The National Park Service has extended the time the public can comment on proposed peak-season entrance fee increases at 17 popular national parks, including Glacier and Yellowstone.
The deadline, originally scheduled for Nov. 23, has been extended to Dec. 22. More than 65,000 comments have already been received on the proposal, the agency said.
If the new rates were enacted, a seven-day pass for a single motor vehicle in Glacier Park would increase from $30 to $70. For a motorcycle, the fee would go from $25 to $50. For someone on a bicycle or on foot, the entrance fee would increase from $15 to $30. The increased fees would be in effect in Glacier Park from May through September.
Earlier this year, the NPS proposed increasing the annual pass from $50 to $60. Under the latest proposal, a park-specific annual pass for any of the 17 parks would be available for $75.
NPS officials said the new price structure would support improvements for aging infrastructure within the parks and generate an additional $70 million annually.
“It is critical that Montanans and Americans can afford to enjoy Montana’s national treasures,” U.S. Sen. Steve Daines, R-Mont., said in a statement. “A fee increase of this magnitude needs enough time for Montanans and our visitors to have their voices heard.”
U.S. Sen. Jon Tester, D-Mont., blasted the proposed fee increases when they were first proposed.
“Americans already own these parks and they shouldn’t have to empty their wallets to enjoy them,” Tester said. “Glacier and Yellowstone should be accessible to all of us. This decision will price Montana families out of our public lands, and hurt local economies, which thrive thanks to our National Parks. I encourage all Montanans to weigh in and make their voices heard.”
The fee increases proposals come as the NPS faces proposed budget cuts. The Trump administration is proposing to slash nearly $380 million from the NPS budget, including $956,000 from Glacier specifically.
Glacier Park had its busiest summer on record in 2017 and will shatter its annual record for the fourth consecutive year.
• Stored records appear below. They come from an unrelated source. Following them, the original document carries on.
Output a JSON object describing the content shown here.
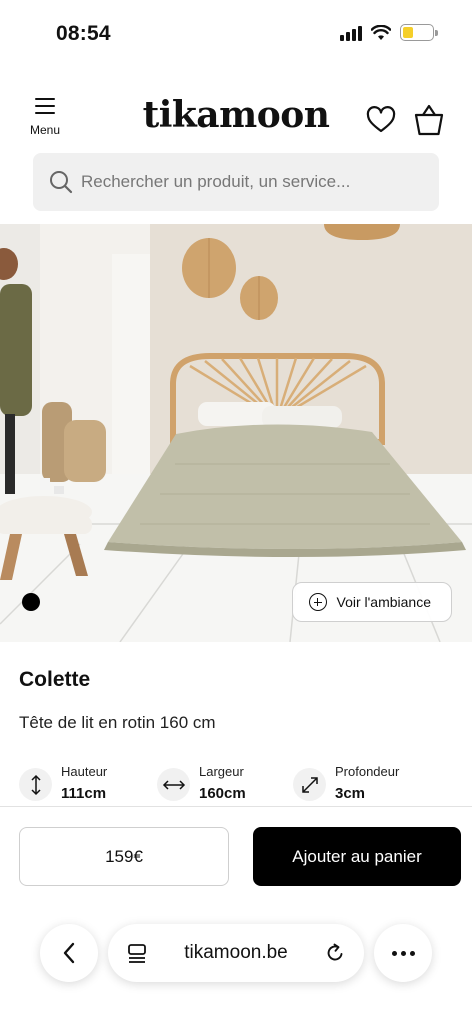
{
  "status_bar": {
    "time": "08:54",
    "battery_level": 0.35,
    "battery_color": "#f5cf2a"
  },
  "header": {
    "menu_label": "Menu",
    "logo": "tikamoon",
    "wishlist_icon": "heart-icon",
    "cart_icon": "shopping-bag-icon"
  },
  "search": {
    "placeholder": "Rechercher un produit, un service..."
  },
  "hero": {
    "ambiance_label": "Voir l'ambiance",
    "slide_count": 1,
    "active_slide": 1
  },
  "product": {
    "name": "Colette",
    "description": "Tête de lit en rotin 160 cm",
    "dimensions": [
      {
        "label": "Hauteur",
        "value": "111cm",
        "icon": "vertical-arrow-icon"
      },
      {
        "label": "Largeur",
        "value": "160cm",
        "icon": "horizontal-arrow-icon"
      },
      {
        "label": "Profondeur",
        "value": "3cm",
        "icon": "diagonal-arrow-icon"
      }
    ],
    "price": "159€",
    "add_to_cart": "Ajouter au panier"
  },
  "browser": {
    "url": "tikamoon.be",
    "back_icon": "chevron-left-icon",
    "tabs_icon": "tabs-icon",
    "reload_icon": "reload-icon",
    "more_icon": "more-icon"
  },
  "colors": {
    "accent": "#000000",
    "search_bg": "#f0f0f0"
  }
}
The park has already surpassed 3 million visitors.
The National Park System’s maintenance backlog was estimated at $11.3 billion in 2016, according to the agency. Glacier Park’s deferred maintenance backlog was $148.2 million.
Fee increases are also being considered at Arches, Bryce Canyon, Canyonlands, Denali, Grand Canyon, Grand Teton, Olympic, Sequoia & Kings Canyon, Yellowstone, Yosemite, Zion, Acadia, Mount Rainier, Rocky Mountain, Shenandoah and Joshua Tree national parks.
“The infrastructure of our national parks is aging and in need of renovation and restoration,” U.S. Secretary of the Interior Ryan Zinke said when first proposing the fee increases. “Targeted fee increases at some of our most-visited parks will help ensure that they are protected and preserved in perpetuity and that visitors enjoy a world-class experience that mirrors the amazing destinations they are visiting.”
Written comments can be sent to National Park Service, Recreation Fee Program, 1849 C Street, NW, Mail Stop: 2346 Washington, DC 20240.